▶ **Exercise inputs**
---------------

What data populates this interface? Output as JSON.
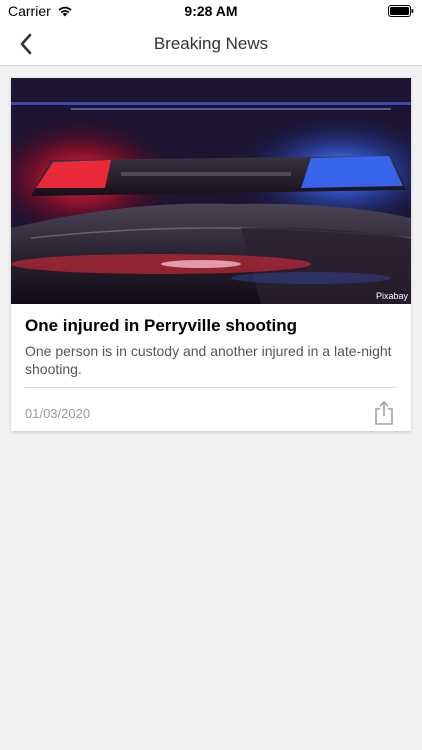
{
  "status_bar": {
    "carrier": "Carrier",
    "time": "9:28 AM",
    "wifi_icon": "wifi-icon",
    "battery_icon": "battery-icon"
  },
  "nav": {
    "title": "Breaking News",
    "back_icon": "chevron-left-icon"
  },
  "article": {
    "image_subject": "police car emergency lights at night",
    "image_credit": "Pixabay",
    "title": "One injured in Perryville shooting",
    "summary": "One person is in custody and another injured in a late-night shooting.",
    "date": "01/03/2020",
    "share_icon": "share-icon"
  },
  "colors": {
    "background": "#f2f2f2",
    "card": "#ffffff",
    "nav_title": "#333333",
    "summary_text": "#555555",
    "date_text": "#9a9a9a",
    "light_red": "#ff2a3a",
    "light_blue": "#3a6bff"
  }
}
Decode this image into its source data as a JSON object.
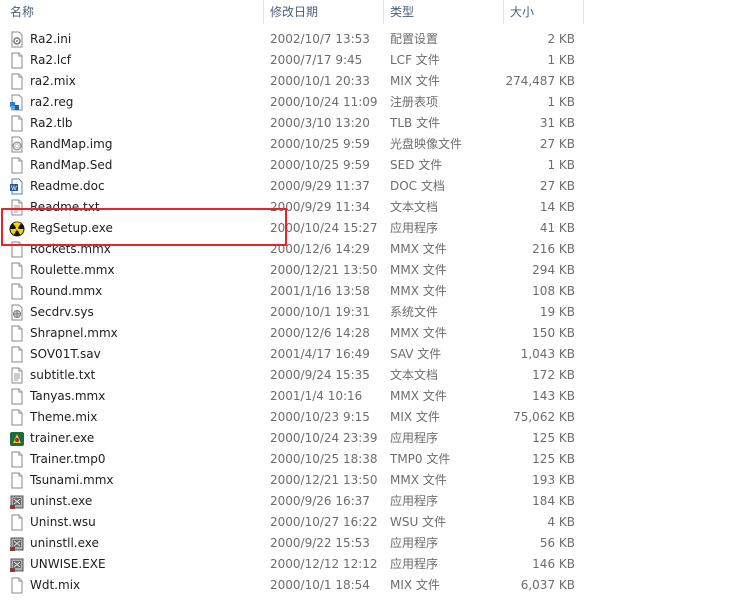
{
  "columns": {
    "name": "名称",
    "date": "修改日期",
    "type": "类型",
    "size": "大小"
  },
  "files": [
    {
      "name": "Ra2.ini",
      "date": "2002/10/7 13:53",
      "type": "配置设置",
      "size": "2 KB",
      "icon": "settings-file-icon"
    },
    {
      "name": "Ra2.lcf",
      "date": "2000/7/17 9:45",
      "type": "LCF 文件",
      "size": "1 KB",
      "icon": "generic-file-icon"
    },
    {
      "name": "ra2.mix",
      "date": "2000/10/1 20:33",
      "type": "MIX 文件",
      "size": "274,487 KB",
      "icon": "generic-file-icon"
    },
    {
      "name": "ra2.reg",
      "date": "2000/10/24 11:09",
      "type": "注册表项",
      "size": "1 KB",
      "icon": "registry-file-icon"
    },
    {
      "name": "Ra2.tlb",
      "date": "2000/3/10 13:20",
      "type": "TLB 文件",
      "size": "31 KB",
      "icon": "generic-file-icon"
    },
    {
      "name": "RandMap.img",
      "date": "2000/10/25 9:59",
      "type": "光盘映像文件",
      "size": "27 KB",
      "icon": "disc-image-icon"
    },
    {
      "name": "RandMap.Sed",
      "date": "2000/10/25 9:59",
      "type": "SED 文件",
      "size": "1 KB",
      "icon": "generic-file-icon"
    },
    {
      "name": "Readme.doc",
      "date": "2000/9/29 11:37",
      "type": "DOC 文档",
      "size": "27 KB",
      "icon": "word-document-icon"
    },
    {
      "name": "Readme.txt",
      "date": "2000/9/29 11:34",
      "type": "文本文档",
      "size": "14 KB",
      "icon": "text-file-icon"
    },
    {
      "name": "RegSetup.exe",
      "date": "2000/10/24 15:27",
      "type": "应用程序",
      "size": "41 KB",
      "icon": "radiation-app-icon"
    },
    {
      "name": "Rockets.mmx",
      "date": "2000/12/6 14:29",
      "type": "MMX 文件",
      "size": "216 KB",
      "icon": "generic-file-icon"
    },
    {
      "name": "Roulette.mmx",
      "date": "2000/12/21 13:50",
      "type": "MMX 文件",
      "size": "294 KB",
      "icon": "generic-file-icon"
    },
    {
      "name": "Round.mmx",
      "date": "2001/1/16 13:58",
      "type": "MMX 文件",
      "size": "108 KB",
      "icon": "generic-file-icon"
    },
    {
      "name": "Secdrv.sys",
      "date": "2000/10/1 19:31",
      "type": "系统文件",
      "size": "19 KB",
      "icon": "system-file-icon"
    },
    {
      "name": "Shrapnel.mmx",
      "date": "2000/12/6 14:28",
      "type": "MMX 文件",
      "size": "150 KB",
      "icon": "generic-file-icon"
    },
    {
      "name": "SOV01T.sav",
      "date": "2001/4/17 16:49",
      "type": "SAV 文件",
      "size": "1,043 KB",
      "icon": "generic-file-icon"
    },
    {
      "name": "subtitle.txt",
      "date": "2000/9/24 15:35",
      "type": "文本文档",
      "size": "172 KB",
      "icon": "text-file-icon"
    },
    {
      "name": "Tanyas.mmx",
      "date": "2001/1/4 10:16",
      "type": "MMX 文件",
      "size": "143 KB",
      "icon": "generic-file-icon"
    },
    {
      "name": "Theme.mix",
      "date": "2000/10/23 9:15",
      "type": "MIX 文件",
      "size": "75,062 KB",
      "icon": "generic-file-icon"
    },
    {
      "name": "trainer.exe",
      "date": "2000/10/24 23:39",
      "type": "应用程序",
      "size": "125 KB",
      "icon": "trainer-app-icon"
    },
    {
      "name": "Trainer.tmp0",
      "date": "2000/10/25 18:38",
      "type": "TMP0 文件",
      "size": "125 KB",
      "icon": "generic-file-icon"
    },
    {
      "name": "Tsunami.mmx",
      "date": "2000/12/21 13:50",
      "type": "MMX 文件",
      "size": "193 KB",
      "icon": "generic-file-icon"
    },
    {
      "name": "uninst.exe",
      "date": "2000/9/26 16:37",
      "type": "应用程序",
      "size": "184 KB",
      "icon": "installer-app-icon"
    },
    {
      "name": "Uninst.wsu",
      "date": "2000/10/27 16:22",
      "type": "WSU 文件",
      "size": "4 KB",
      "icon": "generic-file-icon"
    },
    {
      "name": "uninstll.exe",
      "date": "2000/9/22 15:53",
      "type": "应用程序",
      "size": "56 KB",
      "icon": "installer-app-icon"
    },
    {
      "name": "UNWISE.EXE",
      "date": "2000/12/12 12:12",
      "type": "应用程序",
      "size": "146 KB",
      "icon": "installer-app-icon"
    },
    {
      "name": "Wdt.mix",
      "date": "2000/10/1 18:54",
      "type": "MIX 文件",
      "size": "6,037 KB",
      "icon": "generic-file-icon"
    }
  ]
}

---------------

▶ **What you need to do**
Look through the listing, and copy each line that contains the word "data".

▶ **Result of this task**
What data populates this interface? Output as JSON.
Decode this image into its source data as a JSON object.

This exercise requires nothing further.